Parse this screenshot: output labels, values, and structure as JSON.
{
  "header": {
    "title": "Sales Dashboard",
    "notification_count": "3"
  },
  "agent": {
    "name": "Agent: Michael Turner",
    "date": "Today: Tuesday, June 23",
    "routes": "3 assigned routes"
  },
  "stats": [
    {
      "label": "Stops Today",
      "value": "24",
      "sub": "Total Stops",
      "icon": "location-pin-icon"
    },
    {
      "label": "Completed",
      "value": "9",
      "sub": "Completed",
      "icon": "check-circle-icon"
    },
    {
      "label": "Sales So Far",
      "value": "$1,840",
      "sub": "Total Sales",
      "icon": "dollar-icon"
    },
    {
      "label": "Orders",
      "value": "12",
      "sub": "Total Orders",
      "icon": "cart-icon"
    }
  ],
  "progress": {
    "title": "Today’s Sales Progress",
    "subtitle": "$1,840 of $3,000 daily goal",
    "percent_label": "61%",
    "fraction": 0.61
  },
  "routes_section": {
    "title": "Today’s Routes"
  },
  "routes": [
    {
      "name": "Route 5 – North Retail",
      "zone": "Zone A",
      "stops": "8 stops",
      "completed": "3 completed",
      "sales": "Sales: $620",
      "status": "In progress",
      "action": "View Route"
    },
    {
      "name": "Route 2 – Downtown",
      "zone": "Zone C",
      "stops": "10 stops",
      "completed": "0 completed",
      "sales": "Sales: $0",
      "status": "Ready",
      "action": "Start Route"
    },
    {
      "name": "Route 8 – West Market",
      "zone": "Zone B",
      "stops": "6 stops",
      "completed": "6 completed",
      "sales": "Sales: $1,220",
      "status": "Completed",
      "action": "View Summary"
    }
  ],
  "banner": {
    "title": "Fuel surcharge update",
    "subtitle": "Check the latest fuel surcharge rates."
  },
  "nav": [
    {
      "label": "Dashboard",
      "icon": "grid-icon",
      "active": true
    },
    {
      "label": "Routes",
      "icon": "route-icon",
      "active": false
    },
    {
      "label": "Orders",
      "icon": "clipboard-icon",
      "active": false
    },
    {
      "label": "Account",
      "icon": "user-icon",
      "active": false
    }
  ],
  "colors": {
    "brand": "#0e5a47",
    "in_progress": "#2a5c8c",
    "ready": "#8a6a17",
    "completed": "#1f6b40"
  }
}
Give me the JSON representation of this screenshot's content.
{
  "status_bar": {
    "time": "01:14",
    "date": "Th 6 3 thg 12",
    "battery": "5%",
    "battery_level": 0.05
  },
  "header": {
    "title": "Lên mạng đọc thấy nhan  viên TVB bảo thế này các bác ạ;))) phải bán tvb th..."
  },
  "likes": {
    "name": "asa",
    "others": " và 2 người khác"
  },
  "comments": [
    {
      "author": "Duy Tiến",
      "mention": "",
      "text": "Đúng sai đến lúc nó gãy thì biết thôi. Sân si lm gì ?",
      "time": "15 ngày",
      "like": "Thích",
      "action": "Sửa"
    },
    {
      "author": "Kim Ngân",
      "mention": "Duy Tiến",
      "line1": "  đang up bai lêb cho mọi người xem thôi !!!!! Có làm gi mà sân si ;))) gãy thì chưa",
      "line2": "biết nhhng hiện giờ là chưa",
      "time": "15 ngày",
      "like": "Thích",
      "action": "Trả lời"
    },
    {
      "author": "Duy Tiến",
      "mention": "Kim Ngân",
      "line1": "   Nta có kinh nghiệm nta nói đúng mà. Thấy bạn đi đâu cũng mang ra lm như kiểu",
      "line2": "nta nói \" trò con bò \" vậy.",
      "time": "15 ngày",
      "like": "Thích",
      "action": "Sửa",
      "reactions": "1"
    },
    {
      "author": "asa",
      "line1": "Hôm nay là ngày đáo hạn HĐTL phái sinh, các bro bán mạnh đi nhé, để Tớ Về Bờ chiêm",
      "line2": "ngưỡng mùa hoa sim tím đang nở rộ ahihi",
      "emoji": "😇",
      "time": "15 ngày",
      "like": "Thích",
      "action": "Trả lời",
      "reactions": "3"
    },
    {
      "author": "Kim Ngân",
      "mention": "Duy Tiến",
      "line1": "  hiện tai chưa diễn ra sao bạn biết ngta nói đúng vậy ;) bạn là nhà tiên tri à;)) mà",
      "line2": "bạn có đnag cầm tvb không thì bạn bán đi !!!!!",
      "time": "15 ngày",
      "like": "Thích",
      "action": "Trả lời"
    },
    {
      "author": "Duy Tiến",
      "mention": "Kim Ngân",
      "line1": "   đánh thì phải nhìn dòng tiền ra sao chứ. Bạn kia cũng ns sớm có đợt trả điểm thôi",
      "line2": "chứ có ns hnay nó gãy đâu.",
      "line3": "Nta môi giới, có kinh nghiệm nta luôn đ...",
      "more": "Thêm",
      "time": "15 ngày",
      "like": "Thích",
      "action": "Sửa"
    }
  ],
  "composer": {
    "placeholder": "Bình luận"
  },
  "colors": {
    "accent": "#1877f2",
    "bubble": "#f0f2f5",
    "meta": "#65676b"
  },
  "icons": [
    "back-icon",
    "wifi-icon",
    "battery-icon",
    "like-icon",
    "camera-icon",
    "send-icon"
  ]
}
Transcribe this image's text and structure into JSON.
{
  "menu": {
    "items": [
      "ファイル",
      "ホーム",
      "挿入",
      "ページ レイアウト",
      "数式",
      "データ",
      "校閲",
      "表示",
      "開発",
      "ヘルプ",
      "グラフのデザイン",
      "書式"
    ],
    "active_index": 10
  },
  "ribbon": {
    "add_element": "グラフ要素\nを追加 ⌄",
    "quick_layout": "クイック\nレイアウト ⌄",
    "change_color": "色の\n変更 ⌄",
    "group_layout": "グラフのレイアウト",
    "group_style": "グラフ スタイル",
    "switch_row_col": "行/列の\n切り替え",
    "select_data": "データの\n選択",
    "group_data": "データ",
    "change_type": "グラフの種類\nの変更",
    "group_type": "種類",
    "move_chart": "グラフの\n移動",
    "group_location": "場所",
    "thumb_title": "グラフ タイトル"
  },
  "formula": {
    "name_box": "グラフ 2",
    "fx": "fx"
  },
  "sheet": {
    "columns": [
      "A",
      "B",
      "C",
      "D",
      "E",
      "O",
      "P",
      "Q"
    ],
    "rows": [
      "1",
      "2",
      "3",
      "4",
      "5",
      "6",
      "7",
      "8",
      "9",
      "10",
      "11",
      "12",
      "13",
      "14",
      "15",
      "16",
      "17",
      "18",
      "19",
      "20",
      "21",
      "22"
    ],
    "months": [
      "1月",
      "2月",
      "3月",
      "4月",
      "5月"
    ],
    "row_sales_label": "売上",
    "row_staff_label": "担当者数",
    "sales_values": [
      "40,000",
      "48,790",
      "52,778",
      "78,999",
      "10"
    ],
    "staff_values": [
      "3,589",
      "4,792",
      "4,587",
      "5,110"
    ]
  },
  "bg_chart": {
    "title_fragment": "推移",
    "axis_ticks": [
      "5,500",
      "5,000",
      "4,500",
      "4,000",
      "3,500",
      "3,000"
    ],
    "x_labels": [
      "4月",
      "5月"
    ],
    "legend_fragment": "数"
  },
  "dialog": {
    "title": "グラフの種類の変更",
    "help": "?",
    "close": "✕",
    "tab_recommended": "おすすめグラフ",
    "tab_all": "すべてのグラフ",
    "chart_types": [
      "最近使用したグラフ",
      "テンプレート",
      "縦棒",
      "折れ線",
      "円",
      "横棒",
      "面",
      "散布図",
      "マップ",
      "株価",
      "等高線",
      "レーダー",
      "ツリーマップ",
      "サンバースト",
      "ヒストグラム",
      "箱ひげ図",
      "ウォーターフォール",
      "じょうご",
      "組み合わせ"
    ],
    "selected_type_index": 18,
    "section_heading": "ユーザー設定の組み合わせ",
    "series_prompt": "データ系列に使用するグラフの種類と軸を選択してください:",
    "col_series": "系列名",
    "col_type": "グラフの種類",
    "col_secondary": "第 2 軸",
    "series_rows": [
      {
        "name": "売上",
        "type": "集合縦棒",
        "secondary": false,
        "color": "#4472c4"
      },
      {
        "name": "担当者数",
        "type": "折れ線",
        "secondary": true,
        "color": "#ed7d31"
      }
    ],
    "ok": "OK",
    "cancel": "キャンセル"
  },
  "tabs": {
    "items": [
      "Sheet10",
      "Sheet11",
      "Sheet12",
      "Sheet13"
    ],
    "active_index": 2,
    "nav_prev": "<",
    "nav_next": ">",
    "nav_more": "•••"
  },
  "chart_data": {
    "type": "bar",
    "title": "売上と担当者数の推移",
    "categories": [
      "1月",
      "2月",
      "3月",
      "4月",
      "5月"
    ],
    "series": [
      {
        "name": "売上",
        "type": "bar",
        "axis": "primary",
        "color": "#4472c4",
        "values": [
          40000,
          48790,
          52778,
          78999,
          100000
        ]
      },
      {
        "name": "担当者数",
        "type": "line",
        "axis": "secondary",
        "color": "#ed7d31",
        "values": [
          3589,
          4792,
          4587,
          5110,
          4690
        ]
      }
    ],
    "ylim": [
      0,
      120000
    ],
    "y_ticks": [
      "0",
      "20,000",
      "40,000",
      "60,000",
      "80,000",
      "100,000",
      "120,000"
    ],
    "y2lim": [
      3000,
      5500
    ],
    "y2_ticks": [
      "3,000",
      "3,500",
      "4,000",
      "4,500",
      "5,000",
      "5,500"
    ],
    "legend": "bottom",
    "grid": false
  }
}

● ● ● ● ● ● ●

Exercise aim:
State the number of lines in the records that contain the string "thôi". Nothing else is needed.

Answer space:
3